This all gives you a lot to think about as you analyze the old sign you just found and work it into a fresh hunting plan for the fall of 2019.

Do You Need A Salvage Permit For Deer Skull/Antlers?

tag deerEvery winter and spring shed hunters find and pick up big “deadheads,” and many of them can’t wait to post images of their finds on Facebook or Instagram.

Let me remind you that if you find any size skull with antlers attached in the woods you might—actually you probably– need to obtain a salvage permit (or at least verbal permission) from the state to possess and transport that skull/antlers. You do not need a permit to pick up and possess shed antlers (no skull).

In most states a deadhead—the skull and rack from a buck that died of disease, was hit by a car, or was lost by a bowhunter in the fall—is treated like a roadkill buck, and subject to the same state laws, which in most cases means you need to call a conservation officer or sheriff and get a salvage tag (or official permission) before you move and take possession of the antlers.

States where I can confirm you need a salvage permit, which is usually free and available online, for a deer skull include: Kansas, Illinois, Iowa, Missouri, Indiana, Pennsylvania, Ohio, New Mexico, Arkansas, Montana, Washington, Michigan, Idaho, Oregon, North Carolina, and there are certainly many more.

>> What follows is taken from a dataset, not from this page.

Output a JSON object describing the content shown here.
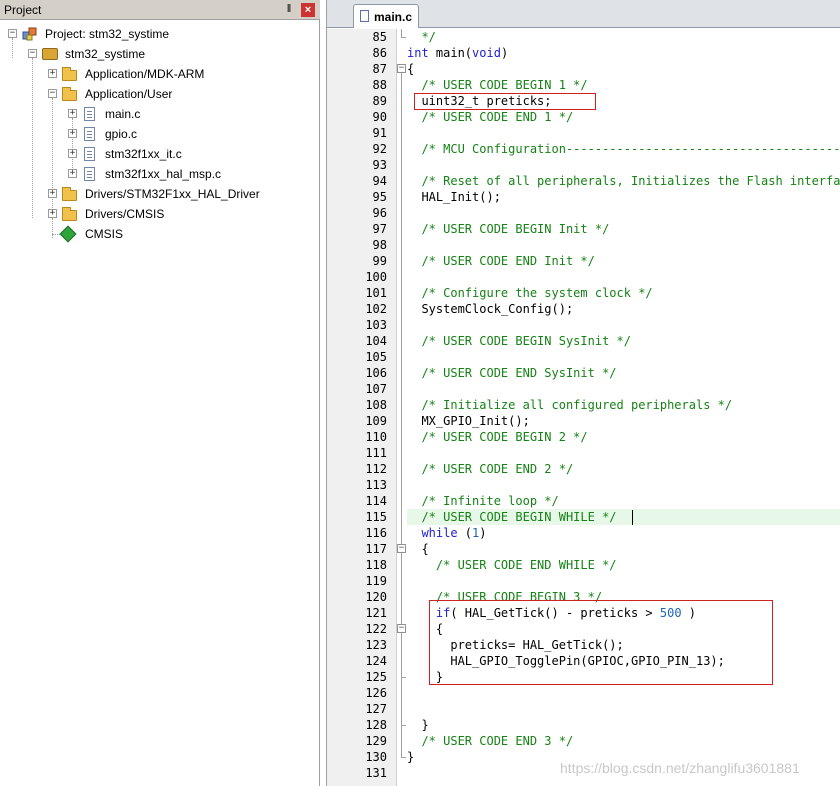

Check your state regulations before you go shed hunting.

Are Crossbow Hunters Killing Too Many Bucks?

crossbow for webBack in 2014, I blogged that Wisconsin was the latest major whitetail state to permit the use of the crossbow during the regular archery season. Since then, the crossbow season in the state has run concurrently with the archery season, typically mid-September through December.

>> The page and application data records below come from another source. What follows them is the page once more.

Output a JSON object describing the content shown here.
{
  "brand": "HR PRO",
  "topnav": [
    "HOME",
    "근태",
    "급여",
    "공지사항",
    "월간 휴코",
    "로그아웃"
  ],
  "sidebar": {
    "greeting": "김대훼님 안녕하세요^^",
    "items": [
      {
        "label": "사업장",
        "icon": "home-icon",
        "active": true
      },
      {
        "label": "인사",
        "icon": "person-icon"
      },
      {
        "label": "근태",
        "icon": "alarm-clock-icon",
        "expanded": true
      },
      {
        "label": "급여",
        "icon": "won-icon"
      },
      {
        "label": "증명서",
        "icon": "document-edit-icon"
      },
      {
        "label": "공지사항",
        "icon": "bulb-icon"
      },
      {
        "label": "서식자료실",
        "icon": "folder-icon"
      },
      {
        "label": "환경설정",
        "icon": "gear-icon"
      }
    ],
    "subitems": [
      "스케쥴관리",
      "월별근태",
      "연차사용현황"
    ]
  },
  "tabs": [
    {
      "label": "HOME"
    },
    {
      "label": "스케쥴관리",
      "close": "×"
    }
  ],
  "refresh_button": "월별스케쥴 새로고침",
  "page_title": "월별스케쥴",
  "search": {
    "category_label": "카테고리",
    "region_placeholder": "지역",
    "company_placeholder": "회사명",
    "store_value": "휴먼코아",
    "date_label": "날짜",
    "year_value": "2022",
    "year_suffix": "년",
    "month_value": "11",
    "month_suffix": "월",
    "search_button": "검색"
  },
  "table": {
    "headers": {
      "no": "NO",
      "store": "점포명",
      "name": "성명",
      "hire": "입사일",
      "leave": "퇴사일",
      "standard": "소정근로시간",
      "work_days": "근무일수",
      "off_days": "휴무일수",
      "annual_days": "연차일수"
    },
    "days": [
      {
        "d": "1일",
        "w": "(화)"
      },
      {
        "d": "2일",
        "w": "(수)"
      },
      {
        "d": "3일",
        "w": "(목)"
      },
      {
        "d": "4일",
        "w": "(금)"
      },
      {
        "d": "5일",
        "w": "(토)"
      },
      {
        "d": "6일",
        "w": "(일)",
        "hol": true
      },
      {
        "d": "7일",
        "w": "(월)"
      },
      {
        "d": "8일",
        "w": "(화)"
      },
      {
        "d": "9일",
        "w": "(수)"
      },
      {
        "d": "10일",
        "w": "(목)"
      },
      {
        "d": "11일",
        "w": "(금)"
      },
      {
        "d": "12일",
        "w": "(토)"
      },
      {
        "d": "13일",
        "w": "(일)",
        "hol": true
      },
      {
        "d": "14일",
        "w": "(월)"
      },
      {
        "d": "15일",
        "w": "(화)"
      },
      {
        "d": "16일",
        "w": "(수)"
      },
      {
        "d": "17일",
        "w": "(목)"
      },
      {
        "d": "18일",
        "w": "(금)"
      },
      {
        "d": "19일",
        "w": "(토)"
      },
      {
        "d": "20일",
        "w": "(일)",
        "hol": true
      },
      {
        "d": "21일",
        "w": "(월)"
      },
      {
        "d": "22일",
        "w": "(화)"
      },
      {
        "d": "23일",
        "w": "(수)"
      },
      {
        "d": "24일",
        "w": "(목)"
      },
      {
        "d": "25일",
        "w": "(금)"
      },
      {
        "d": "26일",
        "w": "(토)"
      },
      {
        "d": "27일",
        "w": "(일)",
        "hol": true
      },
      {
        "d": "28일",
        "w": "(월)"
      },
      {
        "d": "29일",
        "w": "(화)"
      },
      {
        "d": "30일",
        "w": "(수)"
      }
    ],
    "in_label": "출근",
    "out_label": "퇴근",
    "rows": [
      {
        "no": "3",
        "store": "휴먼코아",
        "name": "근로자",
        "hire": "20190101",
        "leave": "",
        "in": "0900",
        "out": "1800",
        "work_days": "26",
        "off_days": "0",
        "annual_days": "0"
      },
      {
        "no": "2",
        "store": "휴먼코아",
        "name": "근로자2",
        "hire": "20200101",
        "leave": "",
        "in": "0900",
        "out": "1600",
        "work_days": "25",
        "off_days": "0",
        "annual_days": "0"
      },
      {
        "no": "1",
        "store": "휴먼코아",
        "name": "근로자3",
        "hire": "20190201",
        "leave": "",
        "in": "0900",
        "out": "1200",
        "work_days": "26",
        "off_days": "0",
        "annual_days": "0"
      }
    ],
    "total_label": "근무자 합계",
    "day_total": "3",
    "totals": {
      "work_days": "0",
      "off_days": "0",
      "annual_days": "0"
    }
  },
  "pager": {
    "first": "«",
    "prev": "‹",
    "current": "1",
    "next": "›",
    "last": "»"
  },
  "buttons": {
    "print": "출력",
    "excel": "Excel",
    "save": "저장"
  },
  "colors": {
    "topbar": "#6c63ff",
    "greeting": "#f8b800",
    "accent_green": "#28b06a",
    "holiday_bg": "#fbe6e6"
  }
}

One of the original complaints from traditionalists and vertical bowhunters at the time was that crossbow hunters would kill too many bucks. There is no denying that it is easier (and takes less practice) to kill a deer with a crossbow than with a compound or recurve.

Well, 5 years later, with crossbow technology having increased tenfold, turns out those fears might have been warranted.

WKOW in Madison reports that at a recent Wisconsin Natural Resources Board meeting, Director of Wildlife Management Eric Lobner reported that crossbow hunters today are killing a larger share of bucks.

The solution would be to “reduce your crossbow harvest by 5,000 to 6,000 animals.”

Lobner presented options for changing the crossbow season, such as ending the crossbow hunt earlier than bow season, to starting the crossbow season later, and even to banning the use of crossbows on weekends.

Adding another layer to the controversy, complaints are coming from gun hunters as well as vertical bowhunters. Many gun hunters think crossbow hunters are killing too many bucks during the rut and before firearms season opens, lessening their chances.

At the center of the new crossbow debate is advanced technology. The improved power, range and efficiency of the crossbow combined with the long deer season accounts for the higher buck kill in WI.

Two things complicate this discussion even more: 1) the ongoing loss of people hunting and buying licenses these days; and 2) a concern for adding more red tape and confusion to the hunting regulations.

No doubt that expanded crossbow seasons, in WI and other states, have increased hunter participation and retention. If you restrict crossbow use, you will no doubt lose a number of hunters. With hunter numbers down significantly across the U.S., the hunting and conservation world cannot afford this.

Also, WI DNR data show that complicated and confusing game regulations and red tape drive people away and may reduce the number of people buying a hunting license, saying it’s not worth it anymore.

Upcoming public comment periods and hearings on proposed crossbow season changes are sure to be raucous and controversial, with both crossbow proponents and critics pounding their opinions and positions. And you can bet other state DNRs and hunting clubs are watching what happens in Wisconsin.

The new crossbow debate is back in 2019. How do you feel about it?